**Data to use**.
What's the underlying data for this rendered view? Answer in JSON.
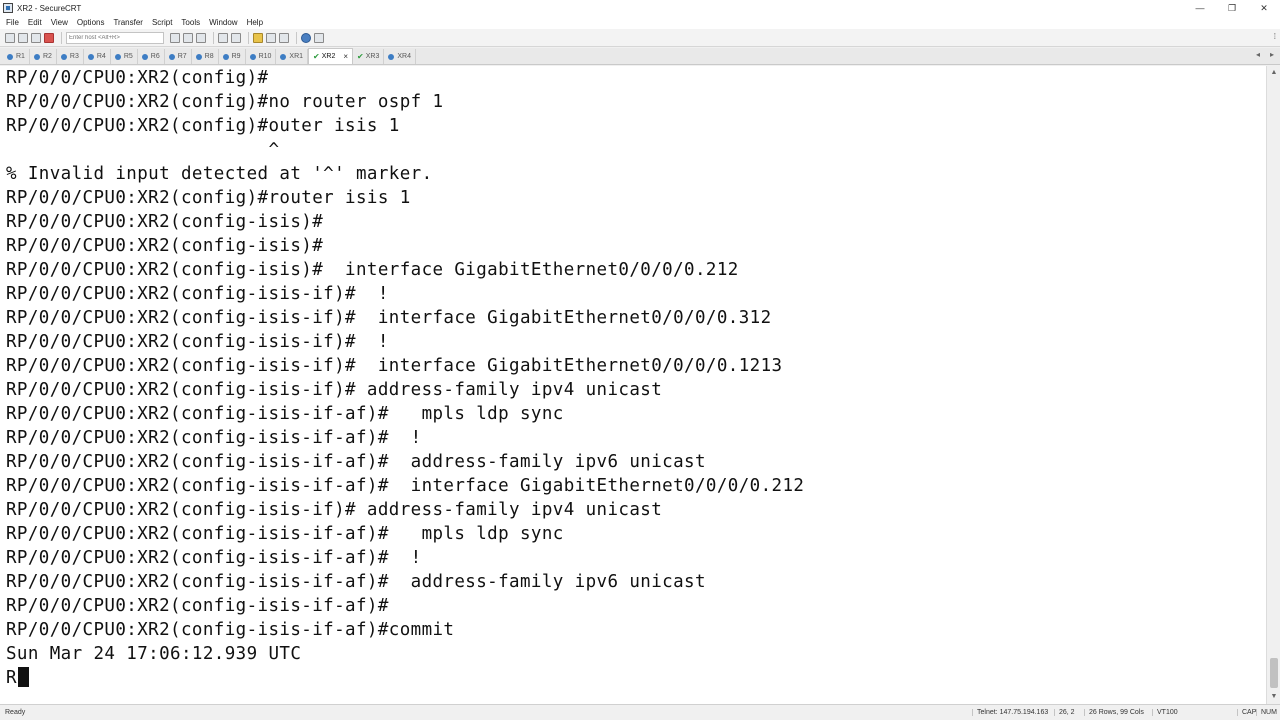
{
  "window": {
    "title": "XR2 - SecureCRT",
    "controls": {
      "minimize": "—",
      "restore": "❐",
      "close": "✕"
    }
  },
  "menu": [
    "File",
    "Edit",
    "View",
    "Options",
    "Transfer",
    "Script",
    "Tools",
    "Window",
    "Help"
  ],
  "toolbar": {
    "host_placeholder": "Enter host <Alt+R>",
    "right_glyph": "⁞"
  },
  "tabs": [
    {
      "label": "R1",
      "active": false,
      "status": "dot"
    },
    {
      "label": "R2",
      "active": false,
      "status": "dot"
    },
    {
      "label": "R3",
      "active": false,
      "status": "dot"
    },
    {
      "label": "R4",
      "active": false,
      "status": "dot"
    },
    {
      "label": "R5",
      "active": false,
      "status": "dot"
    },
    {
      "label": "R6",
      "active": false,
      "status": "dot"
    },
    {
      "label": "R7",
      "active": false,
      "status": "dot"
    },
    {
      "label": "R8",
      "active": false,
      "status": "dot"
    },
    {
      "label": "R9",
      "active": false,
      "status": "dot"
    },
    {
      "label": "R10",
      "active": false,
      "status": "dot"
    },
    {
      "label": "XR1",
      "active": false,
      "status": "dot"
    },
    {
      "label": "XR2",
      "active": true,
      "status": "check"
    },
    {
      "label": "XR3",
      "active": false,
      "status": "check"
    },
    {
      "label": "XR4",
      "active": false,
      "status": "dot"
    }
  ],
  "tab_close": "×",
  "tab_arrows": {
    "left": "◂",
    "right": "▸"
  },
  "terminal": {
    "lines": [
      "RP/0/0/CPU0:XR2(config)#",
      "RP/0/0/CPU0:XR2(config)#no router ospf 1",
      "RP/0/0/CPU0:XR2(config)#outer isis 1",
      "                        ^",
      "% Invalid input detected at '^' marker.",
      "RP/0/0/CPU0:XR2(config)#router isis 1",
      "RP/0/0/CPU0:XR2(config-isis)#",
      "RP/0/0/CPU0:XR2(config-isis)#",
      "RP/0/0/CPU0:XR2(config-isis)#  interface GigabitEthernet0/0/0/0.212",
      "RP/0/0/CPU0:XR2(config-isis-if)#  !",
      "RP/0/0/CPU0:XR2(config-isis-if)#  interface GigabitEthernet0/0/0/0.312",
      "RP/0/0/CPU0:XR2(config-isis-if)#  !",
      "RP/0/0/CPU0:XR2(config-isis-if)#  interface GigabitEthernet0/0/0/0.1213",
      "RP/0/0/CPU0:XR2(config-isis-if)# address-family ipv4 unicast",
      "RP/0/0/CPU0:XR2(config-isis-if-af)#   mpls ldp sync",
      "RP/0/0/CPU0:XR2(config-isis-if-af)#  !",
      "RP/0/0/CPU0:XR2(config-isis-if-af)#  address-family ipv6 unicast",
      "RP/0/0/CPU0:XR2(config-isis-if-af)#  interface GigabitEthernet0/0/0/0.212",
      "RP/0/0/CPU0:XR2(config-isis-if)# address-family ipv4 unicast",
      "RP/0/0/CPU0:XR2(config-isis-if-af)#   mpls ldp sync",
      "RP/0/0/CPU0:XR2(config-isis-if-af)#  !",
      "RP/0/0/CPU0:XR2(config-isis-if-af)#  address-family ipv6 unicast",
      "RP/0/0/CPU0:XR2(config-isis-if-af)#",
      "RP/0/0/CPU0:XR2(config-isis-if-af)#commit",
      "Sun Mar 24 17:06:12.939 UTC"
    ],
    "current_input": "R"
  },
  "scrollbar": {
    "up": "▲",
    "down": "▼"
  },
  "status": {
    "ready": "Ready",
    "connection": "Telnet: 147.75.194.163",
    "cursor_pos": "26,  2",
    "size": "26 Rows, 99 Cols",
    "emulation": "VT100",
    "caps": "CAP",
    "num": "NUM"
  }
}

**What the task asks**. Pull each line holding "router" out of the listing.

**Response area**.
      "RP/0/0/CPU0:XR2(config)#no router ospf 1",
      "RP/0/0/CPU0:XR2(config)#router isis 1",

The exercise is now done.